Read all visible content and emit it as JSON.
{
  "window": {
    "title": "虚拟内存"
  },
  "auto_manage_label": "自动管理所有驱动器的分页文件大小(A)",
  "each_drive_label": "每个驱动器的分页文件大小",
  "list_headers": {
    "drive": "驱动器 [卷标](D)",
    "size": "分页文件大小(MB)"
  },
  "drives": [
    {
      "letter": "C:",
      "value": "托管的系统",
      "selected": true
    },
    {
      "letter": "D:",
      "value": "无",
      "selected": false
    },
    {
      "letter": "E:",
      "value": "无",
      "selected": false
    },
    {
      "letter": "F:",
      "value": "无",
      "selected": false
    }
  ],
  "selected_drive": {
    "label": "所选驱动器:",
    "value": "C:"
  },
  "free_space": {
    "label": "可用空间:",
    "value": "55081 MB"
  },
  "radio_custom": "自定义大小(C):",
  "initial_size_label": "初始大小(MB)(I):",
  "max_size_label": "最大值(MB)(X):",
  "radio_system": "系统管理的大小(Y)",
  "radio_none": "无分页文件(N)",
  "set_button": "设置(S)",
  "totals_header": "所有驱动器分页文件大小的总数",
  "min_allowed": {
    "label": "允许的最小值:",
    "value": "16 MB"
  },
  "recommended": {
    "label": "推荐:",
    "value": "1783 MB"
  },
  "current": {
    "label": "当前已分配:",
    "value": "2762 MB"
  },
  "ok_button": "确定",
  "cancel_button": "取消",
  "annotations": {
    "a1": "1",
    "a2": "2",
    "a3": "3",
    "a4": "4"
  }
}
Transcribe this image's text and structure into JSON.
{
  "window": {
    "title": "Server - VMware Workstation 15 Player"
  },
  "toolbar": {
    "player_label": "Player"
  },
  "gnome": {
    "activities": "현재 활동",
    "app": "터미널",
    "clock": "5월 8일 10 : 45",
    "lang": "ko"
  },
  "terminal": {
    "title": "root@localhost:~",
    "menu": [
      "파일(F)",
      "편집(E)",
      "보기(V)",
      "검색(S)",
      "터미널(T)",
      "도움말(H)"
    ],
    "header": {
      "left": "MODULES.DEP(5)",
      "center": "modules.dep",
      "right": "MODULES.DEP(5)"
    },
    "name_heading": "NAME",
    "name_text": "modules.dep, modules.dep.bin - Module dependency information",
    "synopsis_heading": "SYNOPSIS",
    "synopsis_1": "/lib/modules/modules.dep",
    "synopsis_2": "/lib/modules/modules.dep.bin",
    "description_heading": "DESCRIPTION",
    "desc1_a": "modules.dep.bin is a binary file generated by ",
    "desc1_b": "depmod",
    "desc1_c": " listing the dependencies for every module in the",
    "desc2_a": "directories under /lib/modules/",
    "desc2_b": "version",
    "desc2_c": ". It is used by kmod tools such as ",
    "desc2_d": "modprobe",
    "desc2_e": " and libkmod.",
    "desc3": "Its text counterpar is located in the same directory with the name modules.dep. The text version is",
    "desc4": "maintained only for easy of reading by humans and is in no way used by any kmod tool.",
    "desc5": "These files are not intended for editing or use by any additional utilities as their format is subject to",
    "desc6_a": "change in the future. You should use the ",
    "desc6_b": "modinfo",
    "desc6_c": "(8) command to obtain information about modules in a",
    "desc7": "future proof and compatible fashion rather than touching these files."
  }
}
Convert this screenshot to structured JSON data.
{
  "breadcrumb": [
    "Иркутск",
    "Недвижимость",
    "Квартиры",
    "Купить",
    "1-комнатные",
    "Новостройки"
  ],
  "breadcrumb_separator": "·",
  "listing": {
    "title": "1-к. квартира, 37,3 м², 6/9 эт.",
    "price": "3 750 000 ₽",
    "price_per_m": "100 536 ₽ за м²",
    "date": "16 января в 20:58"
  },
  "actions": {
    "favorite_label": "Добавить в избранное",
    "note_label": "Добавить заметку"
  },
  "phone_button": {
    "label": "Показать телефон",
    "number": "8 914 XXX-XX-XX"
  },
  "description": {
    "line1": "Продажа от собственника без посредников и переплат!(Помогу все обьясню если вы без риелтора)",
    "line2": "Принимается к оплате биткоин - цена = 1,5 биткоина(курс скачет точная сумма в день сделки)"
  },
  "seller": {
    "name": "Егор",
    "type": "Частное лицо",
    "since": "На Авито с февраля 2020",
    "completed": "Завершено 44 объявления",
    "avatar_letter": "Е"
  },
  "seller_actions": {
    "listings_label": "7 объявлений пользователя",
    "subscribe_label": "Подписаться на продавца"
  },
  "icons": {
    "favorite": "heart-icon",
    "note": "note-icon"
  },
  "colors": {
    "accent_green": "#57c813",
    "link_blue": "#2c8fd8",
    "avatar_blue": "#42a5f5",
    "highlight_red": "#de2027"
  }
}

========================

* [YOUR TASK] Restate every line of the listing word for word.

* [REPLY TO THE EXERCISE]
Read all visible content and emit it as JSON.
{
  "window": {
    "title": "虚拟内存"
  },
  "auto_manage_label": "自动管理所有驱动器的分页文件大小(A)",
  "each_drive_label": "每个驱动器的分页文件大小",
  "list_headers": {
    "drive": "驱动器 [卷标](D)",
    "size": "分页文件大小(MB)"
  },
  "drives": [
    {
      "letter": "C:",
      "value": "托管的系统",
      "selected": true
    },
    {
      "letter": "D:",
      "value": "无",
      "selected": false
    },
    {
      "letter": "E:",
      "value": "无",
      "selected": false
    },
    {
      "letter": "F:",
      "value": "无",
      "selected": false
    }
  ],
  "selected_drive": {
    "label": "所选驱动器:",
    "value": "C:"
  },
  "free_space": {
    "label": "可用空间:",
    "value": "55081 MB"
  },
  "radio_custom": "自定义大小(C):",
  "initial_size_label": "初始大小(MB)(I):",
  "max_size_label": "最大值(MB)(X):",
  "radio_system": "系统管理的大小(Y)",
  "radio_none": "无分页文件(N)",
  "set_button": "设置(S)",
  "totals_header": "所有驱动器分页文件大小的总数",
  "min_allowed": {
    "label": "允许的最小值:",
    "value": "16 MB"
  },
  "recommended": {
    "label": "推荐:",
    "value": "1783 MB"
  },
  "current": {
    "label": "当前已分配:",
    "value": "2762 MB"
  },
  "ok_button": "确定",
  "cancel_button": "取消",
  "annotations": {
    "a1": "1",
    "a2": "2",
    "a3": "3",
    "a4": "4"
  }
}
Transcribe this image's text and structure into JSON.
{
  "window": {
    "title": "Server - VMware Workstation 15 Player"
  },
  "toolbar": {
    "player_label": "Player"
  },
  "gnome": {
    "activities": "현재 활동",
    "app": "터미널",
    "clock": "5월 8일 10 : 45",
    "lang": "ko"
  },
  "terminal": {
    "title": "root@localhost:~",
    "menu": [
      "파일(F)",
      "편집(E)",
      "보기(V)",
      "검색(S)",
      "터미널(T)",
      "도움말(H)"
    ],
    "header": {
      "left": "MODULES.DEP(5)",
      "center": "modules.dep",
      "right": "MODULES.DEP(5)"
    },
    "name_heading": "NAME",
    "name_text": "modules.dep, modules.dep.bin - Module dependency information",
    "synopsis_heading": "SYNOPSIS",
    "synopsis_1": "/lib/modules/modules.dep",
    "synopsis_2": "/lib/modules/modules.dep.bin",
    "description_heading": "DESCRIPTION",
    "desc1_a": "modules.dep.bin is a binary file generated by ",
    "desc1_b": "depmod",
    "desc1_c": " listing the dependencies for every module in the",
    "desc2_a": "directories under /lib/modules/",
    "desc2_b": "version",
    "desc2_c": ". It is used by kmod tools such as ",
    "desc2_d": "modprobe",
    "desc2_e": " and libkmod.",
    "desc3": "Its text counterpar is located in the same directory with the name modules.dep. The text version is",
    "desc4": "maintained only for easy of reading by humans and is in no way used by any kmod tool.",
    "desc5": "These files are not intended for editing or use by any additional utilities as their format is subject to",
    "desc6_a": "change in the future. You should use the ",
    "desc6_b": "modinfo",
    "desc6_c": "(8) command to obtain information about modules in a",
    "desc7": "future proof and compatible fashion rather than touching these files."
  }
}
Convert this screenshot to structured JSON data.
{
  "breadcrumb": [
    "Иркутск",
    "Недвижимость",
    "Квартиры",
    "Купить",
    "1-комнатные",
    "Новостройки"
  ],
  "breadcrumb_separator": "·",
  "listing": {
    "title": "1-к. квартира, 37,3 м², 6/9 эт.",
    "price": "3 750 000 ₽",
    "price_per_m": "100 536 ₽ за м²",
    "date": "16 января в 20:58"
  },
  "actions": {
    "favorite_label": "Добавить в избранное",
    "note_label": "Добавить заметку"
  },
  "phone_button": {
    "label": "Показать телефон",
    "number": "8 914 XXX-XX-XX"
  },
  "description": {
    "line1": "Продажа от собственника без посредников и переплат!(Помогу все обьясню если вы без риелтора)",
    "line2": "Принимается к оплате биткоин - цена = 1,5 биткоина(курс скачет точная сумма в день сделки)"
  },
  "seller": {
    "name": "Егор",
    "type": "Частное лицо",
    "since": "На Авито с февраля 2020",
    "completed": "Завершено 44 объявления",
    "avatar_letter": "Е"
  },
  "seller_actions": {
    "listings_label": "7 объявлений пользователя",
    "subscribe_label": "Подписаться на продавца"
  },
  "icons": {
    "favorite": "heart-icon",
    "note": "note-icon"
  },
  "colors": {
    "accent_green": "#57c813",
    "link_blue": "#2c8fd8",
    "avatar_blue": "#42a5f5",
    "highlight_red": "#de2027"
  }
}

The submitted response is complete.